A healthcare model from the combined forces of Amazon, JP Morgan and Berkshire Hathaway could catch on.
For the moment at least, the goal of the three titans is to cut costs for their U.S. employees and use technology to change how healthcare is provided to them. The companies, which are the three largest private employers in the U.S., said in a brief joint statement that the new, standalone firm would be “free from profit-making incentives and constraints.”
“Our people want transparency, knowledge and control when it comes to managing their healthcare," said Jamie Dimon, Chairman and Chief Executive of JPMorgan Chase. "The three of our companies have extraordinary resources, and our goal is to create solutions that benefit our US employees, their families and, potentially, all Americans."

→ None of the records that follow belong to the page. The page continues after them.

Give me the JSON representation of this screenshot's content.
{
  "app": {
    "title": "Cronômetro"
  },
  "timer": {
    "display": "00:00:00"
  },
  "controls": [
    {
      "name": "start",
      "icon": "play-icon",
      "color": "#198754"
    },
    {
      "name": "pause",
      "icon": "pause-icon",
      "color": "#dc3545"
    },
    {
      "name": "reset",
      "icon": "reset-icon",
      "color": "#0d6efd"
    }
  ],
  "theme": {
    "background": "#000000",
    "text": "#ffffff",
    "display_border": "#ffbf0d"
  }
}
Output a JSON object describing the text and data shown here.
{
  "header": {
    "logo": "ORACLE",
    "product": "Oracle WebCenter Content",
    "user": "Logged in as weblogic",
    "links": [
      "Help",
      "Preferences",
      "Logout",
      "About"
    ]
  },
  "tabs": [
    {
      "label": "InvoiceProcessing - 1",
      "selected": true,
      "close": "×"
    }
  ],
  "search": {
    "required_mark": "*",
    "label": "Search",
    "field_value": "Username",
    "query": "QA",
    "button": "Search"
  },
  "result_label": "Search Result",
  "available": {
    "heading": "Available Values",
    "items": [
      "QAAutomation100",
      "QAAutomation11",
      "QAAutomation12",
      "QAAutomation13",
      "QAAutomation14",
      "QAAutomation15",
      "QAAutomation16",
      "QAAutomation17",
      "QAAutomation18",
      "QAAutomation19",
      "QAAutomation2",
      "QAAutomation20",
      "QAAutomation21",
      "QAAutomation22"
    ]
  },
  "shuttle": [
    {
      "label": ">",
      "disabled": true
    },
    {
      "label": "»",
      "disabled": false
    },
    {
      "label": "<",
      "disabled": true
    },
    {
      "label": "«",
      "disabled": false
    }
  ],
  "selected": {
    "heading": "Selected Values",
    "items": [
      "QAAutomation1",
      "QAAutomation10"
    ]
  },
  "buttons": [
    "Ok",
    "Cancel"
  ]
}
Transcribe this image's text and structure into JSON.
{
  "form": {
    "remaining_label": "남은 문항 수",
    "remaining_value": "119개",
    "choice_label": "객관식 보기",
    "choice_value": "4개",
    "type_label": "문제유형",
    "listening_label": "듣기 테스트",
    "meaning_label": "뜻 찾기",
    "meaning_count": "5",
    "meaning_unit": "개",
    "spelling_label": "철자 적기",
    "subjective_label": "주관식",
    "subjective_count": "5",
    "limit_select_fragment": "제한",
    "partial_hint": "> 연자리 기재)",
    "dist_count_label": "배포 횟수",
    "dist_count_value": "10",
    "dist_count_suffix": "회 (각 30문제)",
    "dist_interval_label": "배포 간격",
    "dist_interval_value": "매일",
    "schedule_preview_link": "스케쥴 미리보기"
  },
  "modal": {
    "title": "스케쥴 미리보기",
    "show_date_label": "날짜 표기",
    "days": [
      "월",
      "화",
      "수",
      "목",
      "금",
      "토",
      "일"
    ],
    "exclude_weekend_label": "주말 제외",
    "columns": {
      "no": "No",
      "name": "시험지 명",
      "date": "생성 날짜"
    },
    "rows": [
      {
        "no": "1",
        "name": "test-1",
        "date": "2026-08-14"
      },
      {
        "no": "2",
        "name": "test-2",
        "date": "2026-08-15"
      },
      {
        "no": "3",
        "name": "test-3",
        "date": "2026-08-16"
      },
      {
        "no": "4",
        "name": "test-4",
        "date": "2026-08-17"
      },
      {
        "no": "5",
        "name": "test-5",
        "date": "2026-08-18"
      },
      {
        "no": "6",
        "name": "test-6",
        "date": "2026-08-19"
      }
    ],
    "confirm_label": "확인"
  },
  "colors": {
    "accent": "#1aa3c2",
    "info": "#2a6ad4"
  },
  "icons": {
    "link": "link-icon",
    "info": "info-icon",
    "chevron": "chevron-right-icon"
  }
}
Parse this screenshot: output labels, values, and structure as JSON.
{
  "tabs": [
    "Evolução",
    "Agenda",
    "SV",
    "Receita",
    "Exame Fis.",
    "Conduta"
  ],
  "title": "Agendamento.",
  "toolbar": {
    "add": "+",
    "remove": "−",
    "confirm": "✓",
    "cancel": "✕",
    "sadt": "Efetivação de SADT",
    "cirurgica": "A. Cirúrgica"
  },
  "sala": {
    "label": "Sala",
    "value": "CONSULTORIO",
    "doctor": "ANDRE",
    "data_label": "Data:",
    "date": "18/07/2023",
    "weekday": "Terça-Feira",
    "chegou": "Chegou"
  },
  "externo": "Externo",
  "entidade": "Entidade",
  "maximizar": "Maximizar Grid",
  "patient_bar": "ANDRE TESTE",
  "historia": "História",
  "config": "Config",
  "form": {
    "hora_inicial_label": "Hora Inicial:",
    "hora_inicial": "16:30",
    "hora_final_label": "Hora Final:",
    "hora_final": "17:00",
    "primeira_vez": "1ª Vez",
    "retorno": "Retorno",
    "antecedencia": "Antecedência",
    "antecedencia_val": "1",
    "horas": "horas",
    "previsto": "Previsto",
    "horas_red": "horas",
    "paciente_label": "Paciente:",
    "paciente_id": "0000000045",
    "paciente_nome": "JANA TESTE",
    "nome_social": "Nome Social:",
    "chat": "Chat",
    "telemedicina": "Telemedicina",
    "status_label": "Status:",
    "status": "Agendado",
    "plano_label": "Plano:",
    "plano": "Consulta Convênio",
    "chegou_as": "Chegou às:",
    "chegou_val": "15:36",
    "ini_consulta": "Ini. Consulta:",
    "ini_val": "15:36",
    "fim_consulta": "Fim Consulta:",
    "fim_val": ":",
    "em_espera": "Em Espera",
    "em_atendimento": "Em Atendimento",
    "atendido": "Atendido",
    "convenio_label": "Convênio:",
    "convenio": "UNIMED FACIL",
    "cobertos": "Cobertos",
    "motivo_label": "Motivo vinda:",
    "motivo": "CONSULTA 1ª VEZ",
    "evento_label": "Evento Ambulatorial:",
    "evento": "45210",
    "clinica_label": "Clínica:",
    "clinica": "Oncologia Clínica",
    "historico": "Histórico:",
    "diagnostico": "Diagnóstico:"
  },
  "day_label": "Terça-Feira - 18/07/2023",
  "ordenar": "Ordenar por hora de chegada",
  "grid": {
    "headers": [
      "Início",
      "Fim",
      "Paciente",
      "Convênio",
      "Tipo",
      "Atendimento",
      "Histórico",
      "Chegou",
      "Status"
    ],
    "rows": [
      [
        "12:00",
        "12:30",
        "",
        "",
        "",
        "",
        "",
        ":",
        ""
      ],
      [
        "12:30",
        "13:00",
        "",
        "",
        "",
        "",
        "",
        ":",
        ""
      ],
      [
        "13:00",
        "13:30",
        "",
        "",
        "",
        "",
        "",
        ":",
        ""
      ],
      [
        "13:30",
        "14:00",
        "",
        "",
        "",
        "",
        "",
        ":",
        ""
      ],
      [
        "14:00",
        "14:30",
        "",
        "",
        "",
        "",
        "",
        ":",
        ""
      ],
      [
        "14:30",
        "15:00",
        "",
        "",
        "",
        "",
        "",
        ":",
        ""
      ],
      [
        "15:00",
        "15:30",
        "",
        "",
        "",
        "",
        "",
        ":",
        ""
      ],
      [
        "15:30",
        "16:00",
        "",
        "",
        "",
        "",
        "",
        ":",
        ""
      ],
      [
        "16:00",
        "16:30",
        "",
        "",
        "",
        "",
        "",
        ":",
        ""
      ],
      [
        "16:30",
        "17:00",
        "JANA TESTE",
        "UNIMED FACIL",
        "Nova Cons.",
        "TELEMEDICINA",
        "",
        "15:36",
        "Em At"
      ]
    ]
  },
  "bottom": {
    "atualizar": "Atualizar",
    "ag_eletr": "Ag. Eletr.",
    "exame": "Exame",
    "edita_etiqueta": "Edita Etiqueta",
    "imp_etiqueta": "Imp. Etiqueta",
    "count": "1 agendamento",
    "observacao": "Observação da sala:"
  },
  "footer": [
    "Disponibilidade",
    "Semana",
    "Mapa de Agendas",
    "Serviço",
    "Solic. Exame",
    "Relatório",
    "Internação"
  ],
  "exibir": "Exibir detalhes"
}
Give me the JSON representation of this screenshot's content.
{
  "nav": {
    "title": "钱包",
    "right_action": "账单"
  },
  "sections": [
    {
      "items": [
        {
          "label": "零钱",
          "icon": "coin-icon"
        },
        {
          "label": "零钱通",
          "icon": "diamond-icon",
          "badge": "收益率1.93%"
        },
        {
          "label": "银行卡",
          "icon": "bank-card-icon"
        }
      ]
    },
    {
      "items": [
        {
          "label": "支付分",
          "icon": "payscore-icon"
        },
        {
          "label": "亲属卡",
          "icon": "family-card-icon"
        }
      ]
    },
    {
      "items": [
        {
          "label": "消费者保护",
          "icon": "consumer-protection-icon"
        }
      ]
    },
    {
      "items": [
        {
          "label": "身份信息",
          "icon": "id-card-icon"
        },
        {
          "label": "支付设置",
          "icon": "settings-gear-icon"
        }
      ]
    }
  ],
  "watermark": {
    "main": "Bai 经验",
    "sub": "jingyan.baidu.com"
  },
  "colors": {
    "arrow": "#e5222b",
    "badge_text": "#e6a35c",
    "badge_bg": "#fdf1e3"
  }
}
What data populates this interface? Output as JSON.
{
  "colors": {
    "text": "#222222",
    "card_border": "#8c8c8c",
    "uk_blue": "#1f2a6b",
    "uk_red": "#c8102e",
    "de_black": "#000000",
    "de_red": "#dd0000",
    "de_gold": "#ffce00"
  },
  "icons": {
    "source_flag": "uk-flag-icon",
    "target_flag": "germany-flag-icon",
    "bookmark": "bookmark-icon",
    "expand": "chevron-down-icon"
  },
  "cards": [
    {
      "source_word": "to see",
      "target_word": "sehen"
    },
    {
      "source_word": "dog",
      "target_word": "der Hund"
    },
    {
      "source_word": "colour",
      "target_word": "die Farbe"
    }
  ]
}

Given Amazon’s upending of the retail sector, speculation within the healthcare industry is growing. While focused only on the three giants’ own staff for now, the plan has the potential to disrupt the broader healthcare industry. The announcement quickly had a negative impact on health insurer stocks, with shares in UnitedHealth, Anthem and Cigna all tumbling more than 5% in early trading. Express Scripts Holding Co. and CVS Health Corp., which manage pharmacy benefits, also took a hit.
“I’m in favor of anything that helps move the markets a bit, incentivizes competition and puts pressure on the big insurance carriers,” said Ashraf Shehata, a partner in KPMG’s healthcare and life sciences advisory practice in the U.S. “An employer coalition can do a lot of things. You can encourage reimbursement models and provide incentives for the use of technology.”
The company is in the early planning stages, and the BBC reports that its initial formation will be led by Todd Combs, an Investment Officer with Berkshire Hathaway, Marvelle Sullivan Berchtold, a Managing Director of JPMorgan Chase, and Beth Galetti, a Senior Vice President at Amazon. The company’s structure, operations and longer-term senior management have yet to be determined. The group has said it plans to hire a CEO and start partnering with other organizations.
"The healthcare system is complex, and we enter into this challenge open-eyed about the degree of difficulty," said Amazon founder and Chief Executive Jeff Bezos. "Hard as it might be, reducing healthcare's burden on the economy while improving outcomes for employees and their families would be worth the effort”, he added, “Success is going to require talented experts, a beginner's mind, and a long-term orientation."